**Data items:**
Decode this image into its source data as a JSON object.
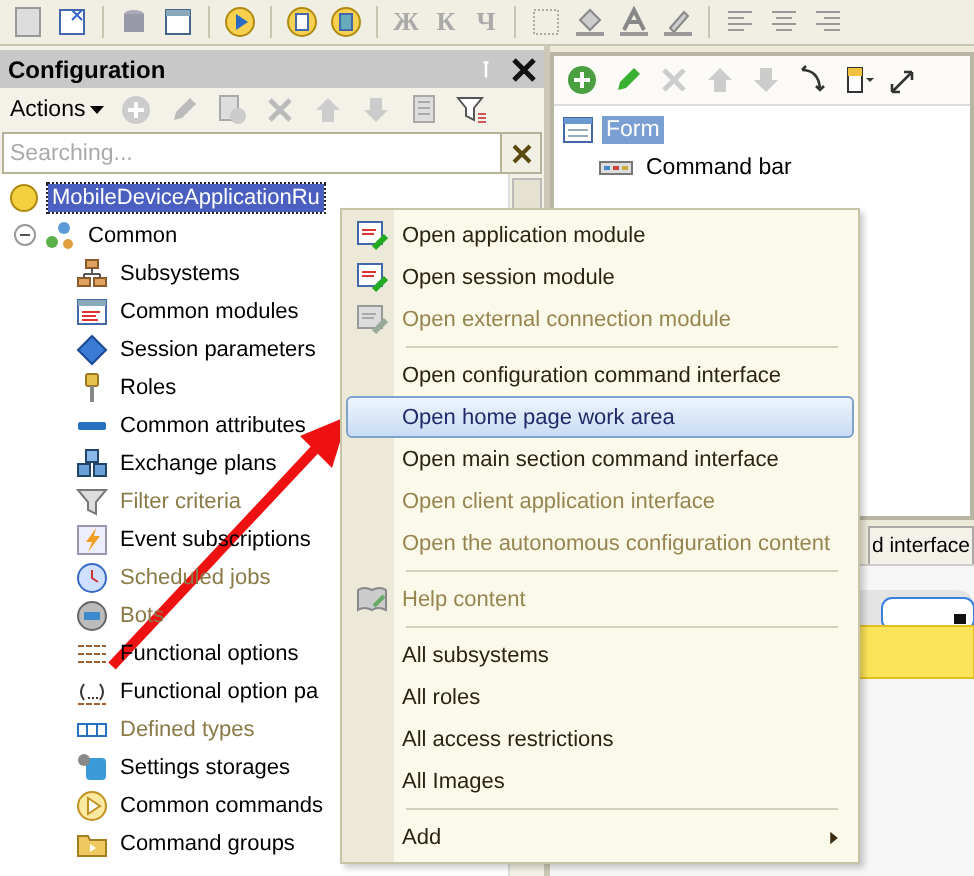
{
  "toolbar": {
    "format_buttons": [
      {
        "label": "Ж",
        "disabled": true
      },
      {
        "label": "К",
        "disabled": true
      },
      {
        "label": "Ч",
        "disabled": true
      }
    ]
  },
  "config_panel": {
    "title": "Configuration",
    "actions_label": "Actions",
    "search": {
      "placeholder": "Searching..."
    },
    "tree": [
      {
        "label": "MobileDeviceApplicationRu",
        "selected": true,
        "children": [
          {
            "label": "Common",
            "selected": false,
            "expanded": true,
            "children": [
              {
                "label": "Subsystems",
                "disabled": false
              },
              {
                "label": "Common modules",
                "disabled": false
              },
              {
                "label": "Session parameters",
                "disabled": false
              },
              {
                "label": "Roles",
                "disabled": false
              },
              {
                "label": "Common attributes",
                "disabled": false
              },
              {
                "label": "Exchange plans",
                "disabled": false
              },
              {
                "label": "Filter criteria",
                "disabled": true
              },
              {
                "label": "Event subscriptions",
                "disabled": false
              },
              {
                "label": "Scheduled jobs",
                "disabled": true
              },
              {
                "label": "Bots",
                "disabled": true
              },
              {
                "label": "Functional options",
                "disabled": false
              },
              {
                "label": "Functional option pa",
                "disabled": false
              },
              {
                "label": "Defined types",
                "disabled": true
              },
              {
                "label": "Settings storages",
                "disabled": false
              },
              {
                "label": "Common commands",
                "disabled": false
              },
              {
                "label": "Command groups",
                "disabled": false
              }
            ]
          }
        ]
      }
    ]
  },
  "form_panel": {
    "tree": [
      {
        "label": "Form",
        "selected": true,
        "children": [
          {
            "label": "Command bar",
            "selected": false
          }
        ]
      }
    ],
    "tab": {
      "label": "d interface"
    }
  },
  "context_menu": {
    "items": [
      {
        "kind": "item",
        "label": "Open application module",
        "icon": true,
        "disabled": false,
        "selected": false
      },
      {
        "kind": "item",
        "label": "Open session module",
        "icon": true,
        "disabled": false,
        "selected": false
      },
      {
        "kind": "item",
        "label": "Open external connection module",
        "icon": true,
        "disabled": true,
        "selected": false
      },
      {
        "kind": "separator"
      },
      {
        "kind": "item",
        "label": "Open configuration command interface",
        "icon": false,
        "disabled": false,
        "selected": false
      },
      {
        "kind": "item",
        "label": "Open home page work area",
        "icon": false,
        "disabled": false,
        "selected": true
      },
      {
        "kind": "item",
        "label": "Open main section command interface",
        "icon": false,
        "disabled": false,
        "selected": false
      },
      {
        "kind": "item",
        "label": "Open client application interface",
        "icon": false,
        "disabled": true,
        "selected": false
      },
      {
        "kind": "item",
        "label": "Open the autonomous configuration content",
        "icon": false,
        "disabled": true,
        "selected": false
      },
      {
        "kind": "separator"
      },
      {
        "kind": "item",
        "label": "Help content",
        "icon": true,
        "disabled": true,
        "selected": false
      },
      {
        "kind": "separator"
      },
      {
        "kind": "item",
        "label": "All subsystems",
        "icon": false,
        "disabled": false,
        "selected": false
      },
      {
        "kind": "item",
        "label": "All roles",
        "icon": false,
        "disabled": false,
        "selected": false
      },
      {
        "kind": "item",
        "label": "All access restrictions",
        "icon": false,
        "disabled": false,
        "selected": false
      },
      {
        "kind": "item",
        "label": "All Images",
        "icon": false,
        "disabled": false,
        "selected": false
      },
      {
        "kind": "separator"
      },
      {
        "kind": "submenu",
        "label": "Add",
        "icon": false,
        "disabled": false,
        "selected": false
      }
    ]
  }
}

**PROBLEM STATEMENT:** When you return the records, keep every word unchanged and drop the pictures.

**TASK ANSWER:**
Decode this image into its source data as a JSON object.
{
  "toolbar": {
    "format_buttons": [
      {
        "label": "Ж",
        "disabled": true
      },
      {
        "label": "К",
        "disabled": true
      },
      {
        "label": "Ч",
        "disabled": true
      }
    ]
  },
  "config_panel": {
    "title": "Configuration",
    "actions_label": "Actions",
    "search": {
      "placeholder": "Searching..."
    },
    "tree": [
      {
        "label": "MobileDeviceApplicationRu",
        "selected": true,
        "children": [
          {
            "label": "Common",
            "selected": false,
            "expanded": true,
            "children": [
              {
                "label": "Subsystems",
                "disabled": false
              },
              {
                "label": "Common modules",
                "disabled": false
              },
              {
                "label": "Session parameters",
                "disabled": false
              },
              {
                "label": "Roles",
                "disabled": false
              },
              {
                "label": "Common attributes",
                "disabled": false
              },
              {
                "label": "Exchange plans",
                "disabled": false
              },
              {
                "label": "Filter criteria",
                "disabled": true
              },
              {
                "label": "Event subscriptions",
                "disabled": false
              },
              {
                "label": "Scheduled jobs",
                "disabled": true
              },
              {
                "label": "Bots",
                "disabled": true
              },
              {
                "label": "Functional options",
                "disabled": false
              },
              {
                "label": "Functional option pa",
                "disabled": false
              },
              {
                "label": "Defined types",
                "disabled": true
              },
              {
                "label": "Settings storages",
                "disabled": false
              },
              {
                "label": "Common commands",
                "disabled": false
              },
              {
                "label": "Command groups",
                "disabled": false
              }
            ]
          }
        ]
      }
    ]
  },
  "form_panel": {
    "tree": [
      {
        "label": "Form",
        "selected": true,
        "children": [
          {
            "label": "Command bar",
            "selected": false
          }
        ]
      }
    ],
    "tab": {
      "label": "d interface"
    }
  },
  "context_menu": {
    "items": [
      {
        "kind": "item",
        "label": "Open application module",
        "icon": true,
        "disabled": false,
        "selected": false
      },
      {
        "kind": "item",
        "label": "Open session module",
        "icon": true,
        "disabled": false,
        "selected": false
      },
      {
        "kind": "item",
        "label": "Open external connection module",
        "icon": true,
        "disabled": true,
        "selected": false
      },
      {
        "kind": "separator"
      },
      {
        "kind": "item",
        "label": "Open configuration command interface",
        "icon": false,
        "disabled": false,
        "selected": false
      },
      {
        "kind": "item",
        "label": "Open home page work area",
        "icon": false,
        "disabled": false,
        "selected": true
      },
      {
        "kind": "item",
        "label": "Open main section command interface",
        "icon": false,
        "disabled": false,
        "selected": false
      },
      {
        "kind": "item",
        "label": "Open client application interface",
        "icon": false,
        "disabled": true,
        "selected": false
      },
      {
        "kind": "item",
        "label": "Open the autonomous configuration content",
        "icon": false,
        "disabled": true,
        "selected": false
      },
      {
        "kind": "separator"
      },
      {
        "kind": "item",
        "label": "Help content",
        "icon": true,
        "disabled": true,
        "selected": false
      },
      {
        "kind": "separator"
      },
      {
        "kind": "item",
        "label": "All subsystems",
        "icon": false,
        "disabled": false,
        "selected": false
      },
      {
        "kind": "item",
        "label": "All roles",
        "icon": false,
        "disabled": false,
        "selected": false
      },
      {
        "kind": "item",
        "label": "All access restrictions",
        "icon": false,
        "disabled": false,
        "selected": false
      },
      {
        "kind": "item",
        "label": "All Images",
        "icon": false,
        "disabled": false,
        "selected": false
      },
      {
        "kind": "separator"
      },
      {
        "kind": "submenu",
        "label": "Add",
        "icon": false,
        "disabled": false,
        "selected": false
      }
    ]
  }
}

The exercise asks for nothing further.